The submarine warfare revolutionized naval warfare and had a profound impact on the conflict. Germany's use of U-boats posed significant challenges for the Allies, disrupting supply lines and causing economic strain. Germany employed unrestricted submarine warfare, a policy that involved targeting all vessels, including civilian ships, regardless of their nationality. This controversial tactic drew international condemnation, particularly after the sinking of the British passenger liner RMS Lusitania in 1915, which resulted in the deaths of over a thousand passengers, including Americans. In response to the devastating impact of unrestricted submarine warfare, the Allies implemented countermeasures. The United States, which had initially maintained neutrality in the war, entered the conflict in 1917 partly due to the German U-boat campaign. The introduction of convoy systems and increased naval patrols significantly reduced the effectiveness of U-boat attacks.


Ultimately, the U-boat war did not deliver a decisive victory for Germany. The Allies' ability to adapt to the U-boat threat, coupled with the entry of the United States into the war, shifted the balance of power at sea. The Allies increased their anti-submarine efforts, developed better defensive technologies, and improved intelligence gathering to counter the U-boat menace.





The inhumane horrors of World War 1 resulted in devastating numbers:


  • Almost 2 Million German soldiers died
  • More than 750.000 German civilians lost their lives
  • 160 tons of poison gas was used for the very first time in military history on April 22, 1915, in Ypern (Belgium)
  • Thousands of civilians lost their lives during the submarine war


Even more than 100 years later, the question of guilt is not entirely solved. There is widespread consent that it was not Germany's fault alone due to the knotty alliances.
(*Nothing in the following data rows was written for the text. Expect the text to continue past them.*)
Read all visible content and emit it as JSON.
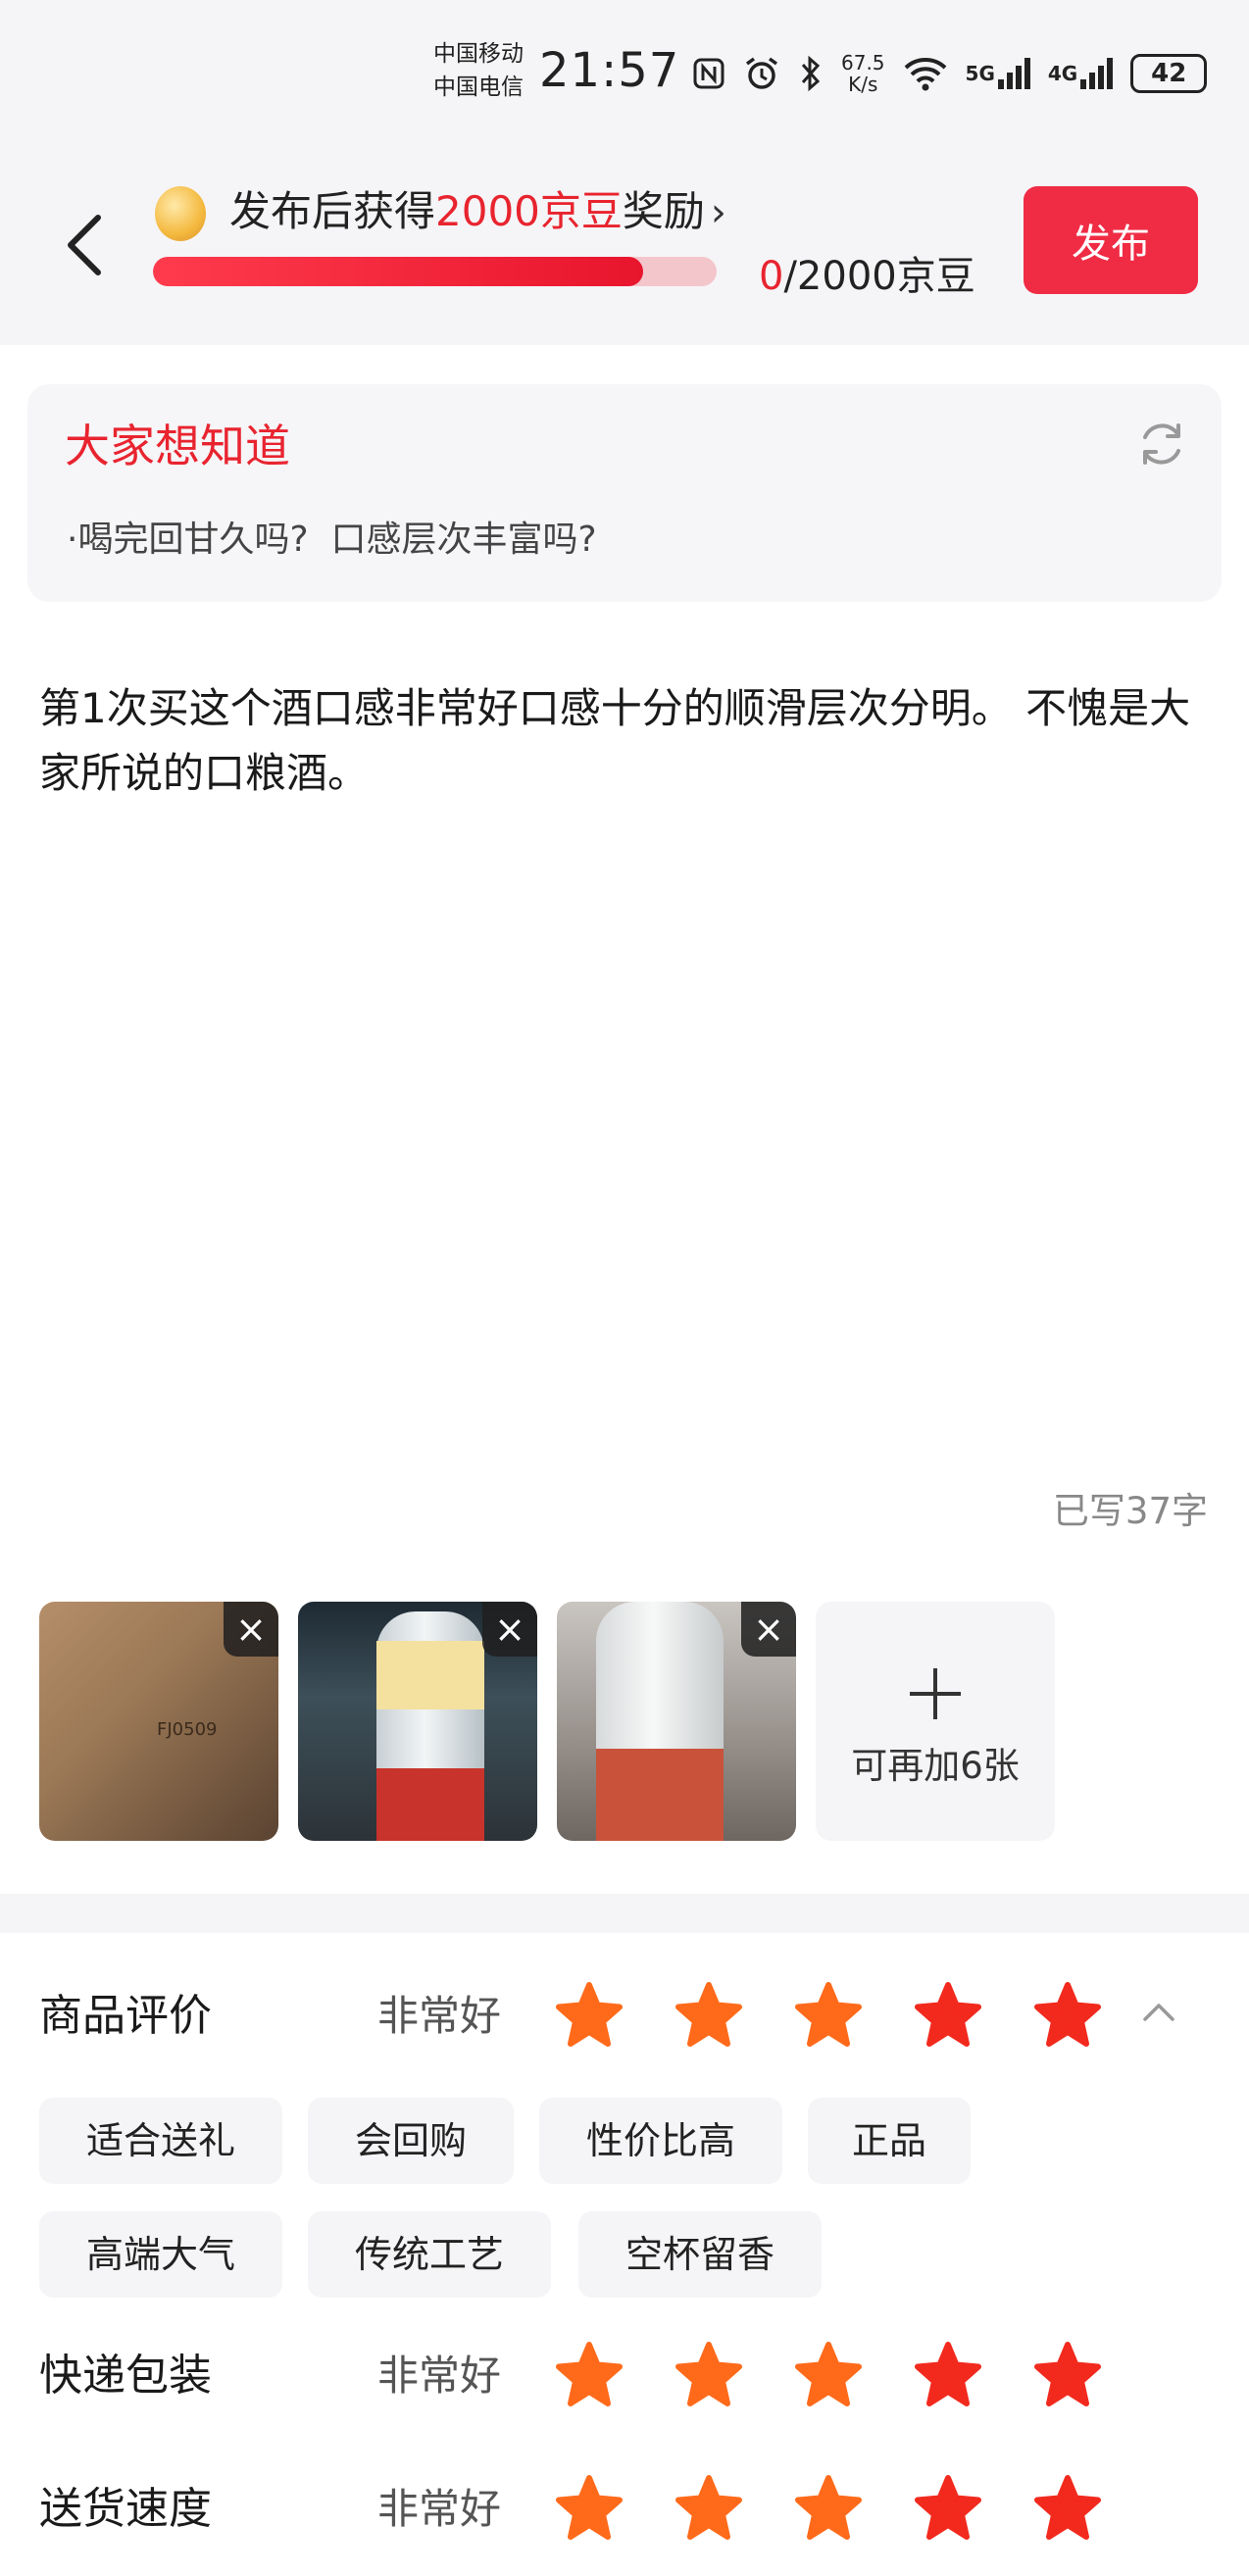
{
  "status_bar": {
    "carrier_1": "中国移动",
    "carrier_2": "中国电信",
    "time": "21:57",
    "net_speed_value": "67.5",
    "net_speed_unit": "K/s",
    "signal_1": "5G",
    "signal_2": "4G",
    "battery": "42"
  },
  "header": {
    "reward_prefix": "发布后获得",
    "reward_amount": "2000京豆",
    "reward_suffix": "奖励",
    "progress_current": "0",
    "progress_total": "/2000京豆",
    "progress_fraction": 0.87,
    "publish_label": "发布"
  },
  "questions": {
    "title": "大家想知道",
    "bullet": "·",
    "q1": "喝完回甘久吗?",
    "q2": "口感层次丰富吗?"
  },
  "review": {
    "text": "第1次买这个酒口感非常好口感十分的顺滑层次分明。 不愧是大家所说的口粮酒。",
    "word_count": "已写37字"
  },
  "photos": {
    "add_label": "可再加6张",
    "box_text": "FJ0509"
  },
  "ratings": [
    {
      "label": "商品评价",
      "value": "非常好",
      "stars": 5
    },
    {
      "label": "快递包装",
      "value": "非常好",
      "stars": 5
    },
    {
      "label": "送货速度",
      "value": "非常好",
      "stars": 5
    }
  ],
  "tags": [
    "适合送礼",
    "会回购",
    "性价比高",
    "正品",
    "高端大气",
    "传统工艺",
    "空杯留香"
  ],
  "colors": {
    "accent": "#e8242f",
    "publish": "#f02b44",
    "star_a": "#ff6a1a",
    "star_b": "#f2291d"
  }
}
However, it is an accepted fact that the outcome of World War 1 with its unfair and humiliating peace treaty, cleared the way for World War 2



July 28, 1914 Austria-Hungary declares war on Serbia, leading to a chain reaction of alliances.

August 1,


Germany declares war on Russia.

August 3,


Germany declares war on France and invades Belgium.

August 4,


Britain declares war on Germany.

August 23 - 30, 1914

The Battle of Tannenberg ends with a decisive German victory against Russia.

February 4,


Germany declares a submarine blockade around the British Isles.

April 22 - May 25


The Second Ballte of Ypres sees the first large-scale use of poison gas by the Germans.

May 7,


The British ocean liner RMS Lusitania is sunk by a German U-boat, leading to international outrage.

February 21 - December 18


The Battle of Verdun, a major and bloody confrontation between Germany and France.

May 31 -

June 1


The Battle of Jutland, the largest naval battle of the war, takes place between the British Royal Navy and the German High Seas Fleet.

January 31,


Germany resumes unrestricted submarine warfare, targeting all ships in British waters.

April 6


The U.S. enters the war on the side of the Allies.

July 31 -

November 10


The Third Battle of Ypres results in heavy casualties on both sides.

March 21 -

July 18


The Spring Offensive, a series of German offensives on the Western Front, attempts to achieve a decisive victory but ultimately fails.

November 11,


An armistice is signed between Germany and the Allies, ending the fighting on the Western Front.

June 28,


The Treaty of Versailles is signed, formally ending the war and imposing heavy reparations and territorial losses on Germany.